Collected data:
━━━━━━━━━━
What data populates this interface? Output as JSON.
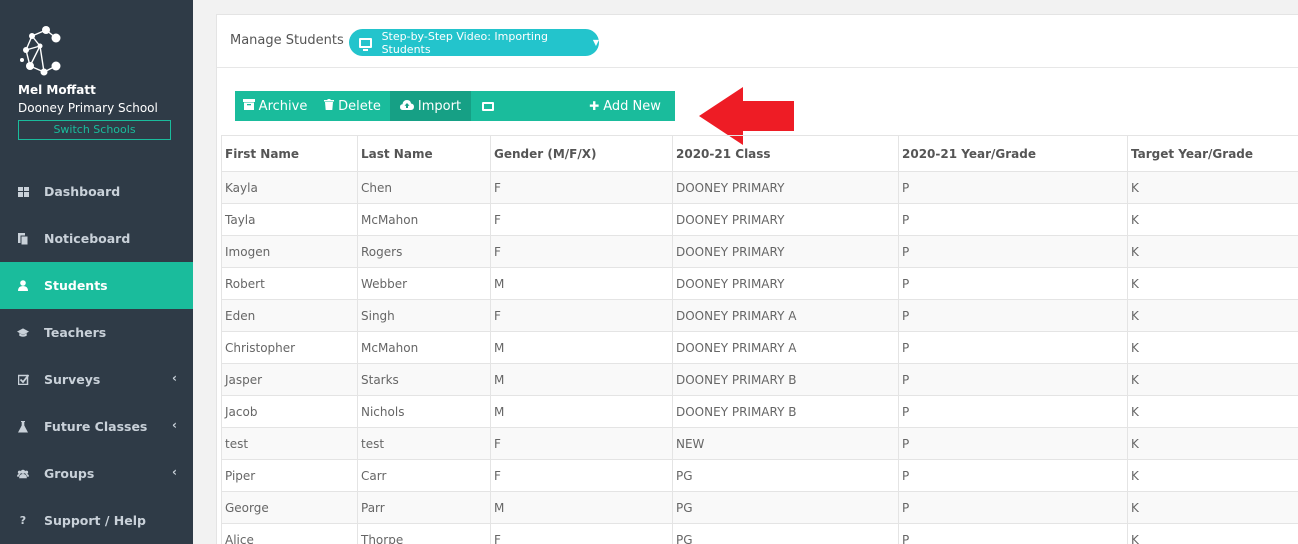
{
  "sidebar": {
    "user_name": "Mel Moffatt",
    "school_name": "Dooney Primary School",
    "switch_label": "Switch Schools",
    "items": [
      {
        "label": "Dashboard",
        "icon": "dashboard-icon",
        "active": false,
        "caret": false
      },
      {
        "label": "Noticeboard",
        "icon": "noticeboard-icon",
        "active": false,
        "caret": false
      },
      {
        "label": "Students",
        "icon": "user-icon",
        "active": true,
        "caret": false
      },
      {
        "label": "Teachers",
        "icon": "graduation-cap-icon",
        "active": false,
        "caret": false
      },
      {
        "label": "Surveys",
        "icon": "check-square-icon",
        "active": false,
        "caret": true
      },
      {
        "label": "Future Classes",
        "icon": "flask-icon",
        "active": false,
        "caret": true
      },
      {
        "label": "Groups",
        "icon": "users-icon",
        "active": false,
        "caret": true
      },
      {
        "label": "Support / Help",
        "icon": "question-icon",
        "active": false,
        "caret": false
      }
    ]
  },
  "header": {
    "title": "Manage Students",
    "video_label": "Step-by-Step Video: Importing Students"
  },
  "toolbar": {
    "archive_label": "Archive",
    "delete_label": "Delete",
    "import_label": "Import",
    "add_new_label": "Add New"
  },
  "table": {
    "columns": [
      "First Name",
      "Last Name",
      "Gender (M/F/X)",
      "2020-21 Class",
      "2020-21 Year/Grade",
      "Target Year/Grade"
    ],
    "rows": [
      [
        "Kayla",
        "Chen",
        "F",
        "DOONEY PRIMARY",
        "P",
        "K"
      ],
      [
        "Tayla",
        "McMahon",
        "F",
        "DOONEY PRIMARY",
        "P",
        "K"
      ],
      [
        "Imogen",
        "Rogers",
        "F",
        "DOONEY PRIMARY",
        "P",
        "K"
      ],
      [
        "Robert",
        "Webber",
        "M",
        "DOONEY PRIMARY",
        "P",
        "K"
      ],
      [
        "Eden",
        "Singh",
        "F",
        "DOONEY PRIMARY A",
        "P",
        "K"
      ],
      [
        "Christopher",
        "McMahon",
        "M",
        "DOONEY PRIMARY A",
        "P",
        "K"
      ],
      [
        "Jasper",
        "Starks",
        "M",
        "DOONEY PRIMARY B",
        "P",
        "K"
      ],
      [
        "Jacob",
        "Nichols",
        "M",
        "DOONEY PRIMARY B",
        "P",
        "K"
      ],
      [
        "test",
        "test",
        "F",
        "NEW",
        "P",
        "K"
      ],
      [
        "Piper",
        "Carr",
        "F",
        "PG",
        "P",
        "K"
      ],
      [
        "George",
        "Parr",
        "M",
        "PG",
        "P",
        "K"
      ],
      [
        "Alice",
        "Thorpe",
        "F",
        "PG",
        "P",
        "K"
      ]
    ]
  },
  "colors": {
    "sidebar_bg": "#2f3b47",
    "accent": "#1abc9c",
    "accent_dark": "#16a085",
    "video_btn": "#23c4cc",
    "arrow": "#ee1c25"
  }
}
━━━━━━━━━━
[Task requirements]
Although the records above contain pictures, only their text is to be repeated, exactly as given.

[The answer]
What data populates this interface? Output as JSON.
{
  "sidebar": {
    "user_name": "Mel Moffatt",
    "school_name": "Dooney Primary School",
    "switch_label": "Switch Schools",
    "items": [
      {
        "label": "Dashboard",
        "icon": "dashboard-icon",
        "active": false,
        "caret": false
      },
      {
        "label": "Noticeboard",
        "icon": "noticeboard-icon",
        "active": false,
        "caret": false
      },
      {
        "label": "Students",
        "icon": "user-icon",
        "active": true,
        "caret": false
      },
      {
        "label": "Teachers",
        "icon": "graduation-cap-icon",
        "active": false,
        "caret": false
      },
      {
        "label": "Surveys",
        "icon": "check-square-icon",
        "active": false,
        "caret": true
      },
      {
        "label": "Future Classes",
        "icon": "flask-icon",
        "active": false,
        "caret": true
      },
      {
        "label": "Groups",
        "icon": "users-icon",
        "active": false,
        "caret": true
      },
      {
        "label": "Support / Help",
        "icon": "question-icon",
        "active": false,
        "caret": false
      }
    ]
  },
  "header": {
    "title": "Manage Students",
    "video_label": "Step-by-Step Video: Importing Students"
  },
  "toolbar": {
    "archive_label": "Archive",
    "delete_label": "Delete",
    "import_label": "Import",
    "add_new_label": "Add New"
  },
  "table": {
    "columns": [
      "First Name",
      "Last Name",
      "Gender (M/F/X)",
      "2020-21 Class",
      "2020-21 Year/Grade",
      "Target Year/Grade"
    ],
    "rows": [
      [
        "Kayla",
        "Chen",
        "F",
        "DOONEY PRIMARY",
        "P",
        "K"
      ],
      [
        "Tayla",
        "McMahon",
        "F",
        "DOONEY PRIMARY",
        "P",
        "K"
      ],
      [
        "Imogen",
        "Rogers",
        "F",
        "DOONEY PRIMARY",
        "P",
        "K"
      ],
      [
        "Robert",
        "Webber",
        "M",
        "DOONEY PRIMARY",
        "P",
        "K"
      ],
      [
        "Eden",
        "Singh",
        "F",
        "DOONEY PRIMARY A",
        "P",
        "K"
      ],
      [
        "Christopher",
        "McMahon",
        "M",
        "DOONEY PRIMARY A",
        "P",
        "K"
      ],
      [
        "Jasper",
        "Starks",
        "M",
        "DOONEY PRIMARY B",
        "P",
        "K"
      ],
      [
        "Jacob",
        "Nichols",
        "M",
        "DOONEY PRIMARY B",
        "P",
        "K"
      ],
      [
        "test",
        "test",
        "F",
        "NEW",
        "P",
        "K"
      ],
      [
        "Piper",
        "Carr",
        "F",
        "PG",
        "P",
        "K"
      ],
      [
        "George",
        "Parr",
        "M",
        "PG",
        "P",
        "K"
      ],
      [
        "Alice",
        "Thorpe",
        "F",
        "PG",
        "P",
        "K"
      ]
    ]
  },
  "colors": {
    "sidebar_bg": "#2f3b47",
    "accent": "#1abc9c",
    "accent_dark": "#16a085",
    "video_btn": "#23c4cc",
    "arrow": "#ee1c25"
  }
}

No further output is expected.